by Maria J. Stephan, Candace Rondeaux and Erica Chenoweth
Political Violence at a Glance

Nationwide protests against police brutality following George Floyd’s murder are the broadest and most persistent in US history. They have laid bare the racism that pervades American society—and demonstrated the willingness of Americans to take to the streets and resist oppression, even in the midst of a pandemic. Americans must continue demanding an end to white supremacy and follow the lead of Black organizers to galvanize a similar flexing of civic muscle to help ensure democratic continuity come November. With elections four months away, and the rule of law under steady attack, people power could prove decisive in ensuring a constitutional transfer of power without violence.

Analysts have developed a number of doomsday scenarios for November. The election could be postponed or canceled. A state of emergency could be declared and polling stations shut down. Hostile foreign powers could ramp up their interference in the election—through the targeted spread of misinformation, cyberattacks on voting machines or databases, or political harassment of candidates—in ways that affect the outcome. Even if the elections go forward fairly smoothly, the results will likely take longer to process because of the anticipated higher volume of mail-in and absentee ballots. Disputes over mail-in ballots are only one of several triggers that could cause the outcome to be challenged or rejected altogether.

Well-armed paramilitaries could come out to the streets no matter which candidate is declared the victor. Lone wolf actors could set off a chain reaction of escalating violence. Indeed, experts on mass atrocities have cited risk factors—including widening social and economic inequality, persistent violence against racial minorities, a surge of inflammatory political rhetoric, the rise of paramilitary groups, and the polarization of political parties along mainly racial or religious lines—as being particularly worrisome in the leadup to the election.

While it is difficult to quantify the risks associated with various elections-related scenarios, the stakes could not be higher. In the event that there is evidence of widespread voter suppression in the lead-up to the election or on November 3, disgruntled or disenfranchised citizens who take to the streets in mass protests could be met with police or paramilitary violence, or both, resulting in mass casualties. Already, far-right militant groups and vigilantes have increased their public visibility and shown a willingness to go to battle with ideological opponents. If mass violence erupts—a distinct possibility in a country awash in guns and where a surprisingly high number of Republicans and Democrats have said that violence may be justified if the other party wins the election—the outcome could be civil war. If the results of the election are disputed or ignored, or the military is called on to suppress constitutionally protected protests and public gatherings, if martial law or emergency decrees are declared, and the constitutional transfer of power is not respected, mass violence or civil war could similarly result.
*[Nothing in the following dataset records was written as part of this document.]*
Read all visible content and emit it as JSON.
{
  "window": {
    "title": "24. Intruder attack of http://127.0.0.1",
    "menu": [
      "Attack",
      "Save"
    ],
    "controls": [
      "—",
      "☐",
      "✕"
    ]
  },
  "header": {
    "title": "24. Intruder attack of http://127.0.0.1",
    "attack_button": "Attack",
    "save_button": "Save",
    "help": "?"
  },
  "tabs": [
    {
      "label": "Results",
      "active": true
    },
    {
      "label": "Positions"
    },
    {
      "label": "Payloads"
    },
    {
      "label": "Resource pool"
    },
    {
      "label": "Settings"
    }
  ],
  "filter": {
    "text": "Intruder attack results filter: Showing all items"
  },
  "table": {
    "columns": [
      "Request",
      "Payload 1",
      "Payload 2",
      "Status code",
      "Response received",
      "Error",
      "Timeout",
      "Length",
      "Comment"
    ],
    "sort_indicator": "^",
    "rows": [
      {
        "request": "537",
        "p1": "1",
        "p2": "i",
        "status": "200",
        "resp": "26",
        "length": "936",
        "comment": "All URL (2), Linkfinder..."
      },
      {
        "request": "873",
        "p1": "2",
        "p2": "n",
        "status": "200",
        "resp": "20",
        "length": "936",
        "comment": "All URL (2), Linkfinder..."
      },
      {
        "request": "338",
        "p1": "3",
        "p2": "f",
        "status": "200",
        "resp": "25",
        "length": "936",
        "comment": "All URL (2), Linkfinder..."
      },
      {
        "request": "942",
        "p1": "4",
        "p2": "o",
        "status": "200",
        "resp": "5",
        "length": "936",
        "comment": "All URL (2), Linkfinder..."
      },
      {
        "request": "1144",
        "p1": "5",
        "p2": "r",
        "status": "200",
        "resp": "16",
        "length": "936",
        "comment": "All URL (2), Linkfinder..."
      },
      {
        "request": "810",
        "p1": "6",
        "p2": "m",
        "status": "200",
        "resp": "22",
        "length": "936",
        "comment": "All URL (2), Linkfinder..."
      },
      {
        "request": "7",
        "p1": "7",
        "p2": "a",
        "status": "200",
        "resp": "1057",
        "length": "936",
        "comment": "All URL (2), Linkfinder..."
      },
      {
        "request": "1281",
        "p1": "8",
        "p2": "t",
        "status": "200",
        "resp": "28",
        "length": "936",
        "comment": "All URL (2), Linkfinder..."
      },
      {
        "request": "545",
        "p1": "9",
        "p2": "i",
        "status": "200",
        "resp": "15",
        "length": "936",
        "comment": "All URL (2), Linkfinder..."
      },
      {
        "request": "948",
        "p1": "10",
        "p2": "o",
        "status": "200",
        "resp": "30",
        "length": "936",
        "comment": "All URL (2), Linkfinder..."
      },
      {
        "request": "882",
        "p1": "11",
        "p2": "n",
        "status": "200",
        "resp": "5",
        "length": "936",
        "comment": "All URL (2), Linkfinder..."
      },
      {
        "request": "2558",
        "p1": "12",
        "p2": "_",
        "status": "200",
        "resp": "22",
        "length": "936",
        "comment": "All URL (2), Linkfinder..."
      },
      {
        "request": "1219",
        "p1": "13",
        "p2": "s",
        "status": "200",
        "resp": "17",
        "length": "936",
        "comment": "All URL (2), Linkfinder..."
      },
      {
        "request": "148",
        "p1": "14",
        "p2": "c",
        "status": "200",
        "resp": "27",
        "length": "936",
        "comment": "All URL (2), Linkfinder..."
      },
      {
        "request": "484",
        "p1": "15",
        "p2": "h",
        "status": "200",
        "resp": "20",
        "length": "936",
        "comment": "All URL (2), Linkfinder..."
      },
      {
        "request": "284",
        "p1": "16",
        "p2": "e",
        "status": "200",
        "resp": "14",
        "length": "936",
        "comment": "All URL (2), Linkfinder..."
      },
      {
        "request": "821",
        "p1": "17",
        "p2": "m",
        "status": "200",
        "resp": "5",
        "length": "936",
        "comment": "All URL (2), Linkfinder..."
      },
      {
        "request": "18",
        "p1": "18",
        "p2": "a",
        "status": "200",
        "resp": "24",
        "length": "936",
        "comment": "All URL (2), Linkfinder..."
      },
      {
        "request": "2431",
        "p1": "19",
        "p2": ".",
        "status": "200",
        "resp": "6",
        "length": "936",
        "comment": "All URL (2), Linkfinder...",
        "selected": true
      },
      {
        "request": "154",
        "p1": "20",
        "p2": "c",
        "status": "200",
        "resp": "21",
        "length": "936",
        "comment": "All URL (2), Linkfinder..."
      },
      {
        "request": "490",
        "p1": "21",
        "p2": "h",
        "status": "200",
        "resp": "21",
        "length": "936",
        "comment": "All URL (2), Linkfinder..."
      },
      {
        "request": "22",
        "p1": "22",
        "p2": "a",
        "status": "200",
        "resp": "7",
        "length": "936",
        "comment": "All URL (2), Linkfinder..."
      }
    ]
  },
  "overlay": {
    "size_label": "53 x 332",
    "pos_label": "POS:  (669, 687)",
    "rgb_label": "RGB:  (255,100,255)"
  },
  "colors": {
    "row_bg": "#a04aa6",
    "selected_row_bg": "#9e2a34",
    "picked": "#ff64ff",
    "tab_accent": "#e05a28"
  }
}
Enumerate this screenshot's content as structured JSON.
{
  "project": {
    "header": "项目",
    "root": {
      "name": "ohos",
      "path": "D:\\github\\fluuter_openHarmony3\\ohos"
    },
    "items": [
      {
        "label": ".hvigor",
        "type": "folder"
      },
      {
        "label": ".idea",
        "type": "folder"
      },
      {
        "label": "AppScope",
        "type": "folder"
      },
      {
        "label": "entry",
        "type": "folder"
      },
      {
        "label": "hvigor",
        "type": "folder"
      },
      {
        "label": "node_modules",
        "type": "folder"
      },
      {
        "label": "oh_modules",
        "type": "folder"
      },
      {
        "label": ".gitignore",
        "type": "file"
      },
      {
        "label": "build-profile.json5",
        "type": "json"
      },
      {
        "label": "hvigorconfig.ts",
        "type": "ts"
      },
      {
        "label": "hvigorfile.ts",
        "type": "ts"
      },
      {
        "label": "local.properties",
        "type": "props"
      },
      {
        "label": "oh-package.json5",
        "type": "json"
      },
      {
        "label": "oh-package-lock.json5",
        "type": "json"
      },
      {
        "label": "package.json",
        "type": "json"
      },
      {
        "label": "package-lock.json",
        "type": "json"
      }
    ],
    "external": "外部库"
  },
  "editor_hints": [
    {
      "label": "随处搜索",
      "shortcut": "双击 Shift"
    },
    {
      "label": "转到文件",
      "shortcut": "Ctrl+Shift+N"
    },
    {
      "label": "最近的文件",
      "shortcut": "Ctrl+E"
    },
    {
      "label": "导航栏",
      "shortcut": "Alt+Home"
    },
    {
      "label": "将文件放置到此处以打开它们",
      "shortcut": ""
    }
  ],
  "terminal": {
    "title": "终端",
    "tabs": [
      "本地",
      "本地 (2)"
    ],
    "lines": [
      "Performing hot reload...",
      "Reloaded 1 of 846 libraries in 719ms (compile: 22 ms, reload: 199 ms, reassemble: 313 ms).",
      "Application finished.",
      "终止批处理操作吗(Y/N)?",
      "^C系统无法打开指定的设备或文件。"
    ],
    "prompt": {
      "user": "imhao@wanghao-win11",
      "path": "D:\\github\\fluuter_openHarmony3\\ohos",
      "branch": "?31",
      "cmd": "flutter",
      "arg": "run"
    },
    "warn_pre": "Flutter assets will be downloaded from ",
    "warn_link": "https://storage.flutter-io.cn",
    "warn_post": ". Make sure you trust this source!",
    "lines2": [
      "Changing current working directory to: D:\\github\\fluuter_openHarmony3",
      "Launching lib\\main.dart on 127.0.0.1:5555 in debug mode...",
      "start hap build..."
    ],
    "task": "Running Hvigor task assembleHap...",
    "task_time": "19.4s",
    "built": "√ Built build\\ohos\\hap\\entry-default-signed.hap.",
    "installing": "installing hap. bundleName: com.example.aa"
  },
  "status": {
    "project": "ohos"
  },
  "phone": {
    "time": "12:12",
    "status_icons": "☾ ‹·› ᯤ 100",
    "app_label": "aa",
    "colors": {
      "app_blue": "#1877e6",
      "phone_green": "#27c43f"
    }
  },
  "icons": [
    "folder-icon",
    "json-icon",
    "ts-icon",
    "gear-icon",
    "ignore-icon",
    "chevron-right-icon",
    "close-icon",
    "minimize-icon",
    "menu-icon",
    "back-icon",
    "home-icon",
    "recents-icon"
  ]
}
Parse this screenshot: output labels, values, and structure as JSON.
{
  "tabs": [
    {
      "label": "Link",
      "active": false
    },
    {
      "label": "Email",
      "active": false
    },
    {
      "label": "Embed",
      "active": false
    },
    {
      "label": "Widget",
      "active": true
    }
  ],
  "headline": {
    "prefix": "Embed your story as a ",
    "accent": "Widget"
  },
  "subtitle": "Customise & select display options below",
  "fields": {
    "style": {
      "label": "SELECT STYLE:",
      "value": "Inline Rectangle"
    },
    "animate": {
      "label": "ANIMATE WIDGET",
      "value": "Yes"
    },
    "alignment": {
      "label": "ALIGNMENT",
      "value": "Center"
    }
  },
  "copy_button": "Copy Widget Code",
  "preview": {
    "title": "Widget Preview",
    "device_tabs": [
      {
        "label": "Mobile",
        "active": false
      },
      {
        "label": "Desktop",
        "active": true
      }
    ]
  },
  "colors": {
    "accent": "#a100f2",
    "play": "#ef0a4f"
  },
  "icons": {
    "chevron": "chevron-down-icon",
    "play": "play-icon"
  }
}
Lawyers are preparing for these contingencies. But in countries where institutional checks and balances and democratic norms are rapidly eroding, legal challenges and other institutional channels are usually insufficient to meet worse case scenarios. Extra-institutional pressure—through mass nonviolent civil resistance—may be required to protect and defend the vote while warding off the specter of mass violence. It would be foolhardy to assume that this country is immune from democratic backsliding. Scholars of authoritarianism have been warning of an erosion of democratic norms and practices in the US. The bipartisan Freedom House organization has charted a steady decline in the US “global freedom” score—its most recent ranking places 51 countries ahead of the United States.

Therefore, in addition to learning from our own civil rights history, Americans could also learn from experiences in semi-authoritarian contexts like Serbia (2000), Ukraine (2005), and the Gambia (2017), where sustained protests and other forms of non-cooperation, including boycotts and general strikes involving large segments of the population, challenged leaders who illegally kept themselves in power. In Serbia, in addition to building pressure through mass demonstrations, activists prepared for the election by setting up local election monitoring and verification networks, reporting local-level vote counts to an independent office in Belgrade. This allowed pro-democracy advocates to contest the false election results announced by the incumbent Slobodan Milosevic, preventing him from stealing the election. A modified application of parallel vote tabulation, now a standard tool of democracy promotion, could be useful for the US elections…

Click here to read the entire article.

Leave a Reply